And I think these are just the moments when our hearts are sounding the loudest, when our eyes vibrate. when our bodies tell us something significant before the rest of us understands, but we know we have to write it down. I realize the only way I’d get happy is to build up more of these moments. New friends whose conversations make me woozy. New fond memories— like going to comedy night and hearing my friend’s set where he just listed numbers, but phrased in a way that made me laugh till I thought I would vomit. Or walking home from watching movies on the West Side and New Order’s “Your Silent Face” came on and it was such a perfect song at the perfect time of winter at the perfect time of night that it made me feel as giant and bouncy as my shadow, stretching out to the lamp pole across the street. I would build up these scenes then go home to my watch tower, rest, and watch the glow spread past the treeline, taking up everything with it, crackling the pillars.
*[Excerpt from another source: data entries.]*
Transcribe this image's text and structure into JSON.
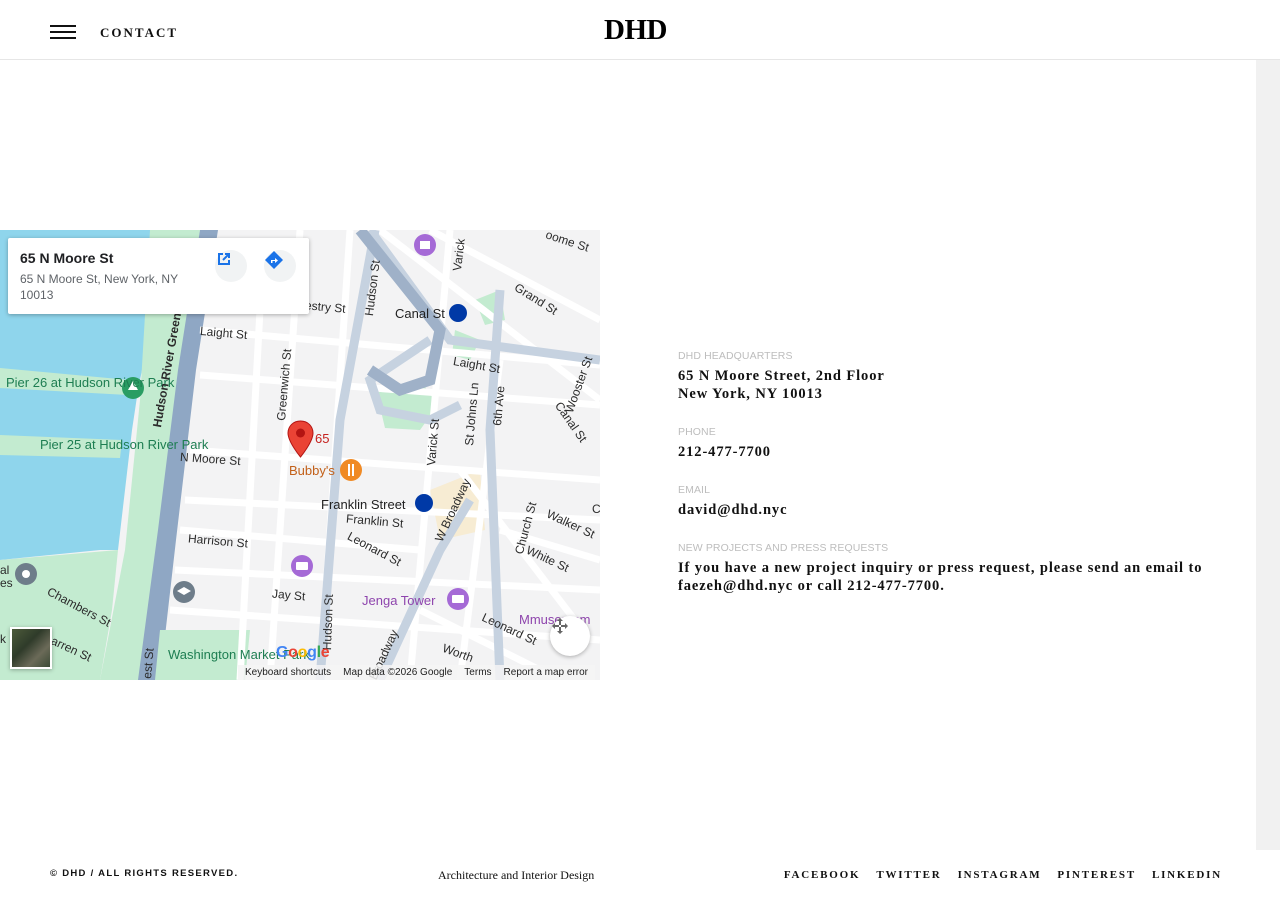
{
  "header": {
    "nav_contact": "CONTACT",
    "logo": "DHD"
  },
  "map": {
    "info_card": {
      "title": "65 N Moore St",
      "address": "65 N Moore St, New York, NY 10013"
    },
    "labels": {
      "pier26": "Pier 26 at Hudson River Park",
      "pier25": "Pier 25 at Hudson River Park",
      "hudson_river_greenway": "Hudson River Greenway",
      "laight_st_left": "Laight St",
      "laight_st_right": "Laight St",
      "greenwich_st": "Greenwich St",
      "hudson_st_top": "Hudson St",
      "hudson_st_bottom": "Hudson St",
      "canal_st": "Canal St",
      "grand_st": "Grand St",
      "varick_st_top": "Varick",
      "varick_st": "Varick St",
      "st_johns_ln": "St Johns Ln",
      "sixth_ave": "6th Ave",
      "canal_st_right": "Canal St",
      "wooster_st": "Wooster St",
      "n_moore_st": "N Moore St",
      "pin_label": "65",
      "bubbys": "Bubby's",
      "franklin_street": "Franklin Street",
      "franklin_st": "Franklin St",
      "w_broadway": "W Broadway",
      "church_st": "Church St",
      "walker_st": "Walker St",
      "white_st": "White St",
      "harrison_st": "Harrison St",
      "leonard_st": "Leonard St",
      "leonard_st_right": "Leonard St",
      "jay_st": "Jay St",
      "jenga_tower": "Jenga Tower",
      "chambers_st": "Chambers St",
      "warren_st": "arren St",
      "washington_market_park": "Washington Market Park",
      "broadway": "Broadway",
      "worth": "Worth",
      "mmuseumm": "Mmuseumm",
      "west_st": "est St",
      "destry_st": "estry St",
      "moore_top": "oome St",
      "hud_left": "al",
      "hud_left2": "es",
      "k_left": "k",
      "c_right": "C"
    },
    "attribution": {
      "keyboard": "Keyboard shortcuts",
      "mapdata": "Map data ©2026 Google",
      "terms": "Terms",
      "report": "Report a map error"
    },
    "google": [
      "G",
      "o",
      "o",
      "g",
      "l",
      "e"
    ]
  },
  "contact": {
    "hq_label": "DHD HEADQUARTERS",
    "hq_line1": "65 N Moore Street, 2nd Floor",
    "hq_line2": "New York, NY 10013",
    "phone_label": "PHONE",
    "phone": "212-477-7700",
    "email_label": "EMAIL",
    "email": "david@dhd.nyc",
    "press_label": "NEW PROJECTS AND PRESS REQUESTS",
    "press_text": "If you have a new project inquiry or press request, please send an email to faezeh@dhd.nyc or call 212-477-7700."
  },
  "footer": {
    "copyright": "© DHD / ALL RIGHTS RESERVED.",
    "tagline": "Architecture and Interior Design",
    "social": {
      "facebook": "FACEBOOK",
      "twitter": "TWITTER",
      "instagram": "INSTAGRAM",
      "pinterest": "PINTEREST",
      "linkedin": "LINKEDIN"
    }
  },
  "colors": {
    "water": "#8fd5ec",
    "park": "#c3ebd0",
    "road": "#ffffff",
    "highway": "#8fa7c4",
    "pin": "#ea4335"
  }
}
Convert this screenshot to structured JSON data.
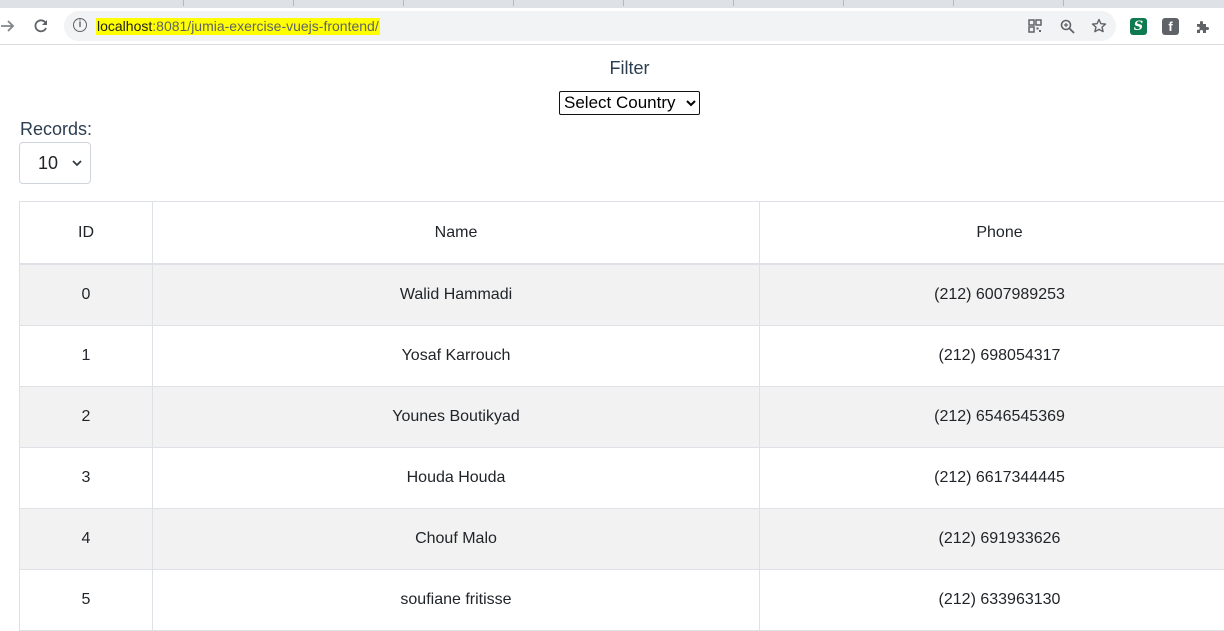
{
  "browser": {
    "url_host": "localhost",
    "url_path": ":8081/jumia-exercise-vuejs-frontend/",
    "icons": {
      "back": "arrow-right-icon",
      "reload": "reload-icon",
      "site_info": "info-icon",
      "qr": "qr-code-icon",
      "zoom": "zoom-icon",
      "bookmark": "star-icon",
      "extension1": "s-extension-icon",
      "extension2": "facebook-extension-icon",
      "extensions": "puzzle-icon"
    }
  },
  "filter": {
    "label": "Filter",
    "country_select_value": "Select Country"
  },
  "records": {
    "label": "Records:",
    "value": "10"
  },
  "table": {
    "headers": [
      "ID",
      "Name",
      "Phone"
    ],
    "rows": [
      {
        "id": "0",
        "name": "Walid Hammadi",
        "phone": "(212) 6007989253"
      },
      {
        "id": "1",
        "name": "Yosaf Karrouch",
        "phone": "(212) 698054317"
      },
      {
        "id": "2",
        "name": "Younes Boutikyad",
        "phone": "(212) 6546545369"
      },
      {
        "id": "3",
        "name": "Houda Houda",
        "phone": "(212) 6617344445"
      },
      {
        "id": "4",
        "name": "Chouf Malo",
        "phone": "(212) 691933626"
      },
      {
        "id": "5",
        "name": "soufiane fritisse",
        "phone": "(212) 633963130"
      }
    ]
  },
  "colors": {
    "url_highlight": "#ffff00",
    "striped_row": "#f2f2f2",
    "border": "#dee2e6",
    "label_text": "#2c3e50"
  }
}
And I’ve been reading a lot more. Same old stuff, of course, but I’m also discovering a lot of new favorite authors, whose dream journals and early high school writing I now want to read. I’ve been picking up these books like crazy, and realized I’d need a lot more space. So I got a new bookshelf. And there’s all this crazy, unnecessary emotional stuff attached to the purchase, but all I’m trying to tell you is it’s a really nice shelf.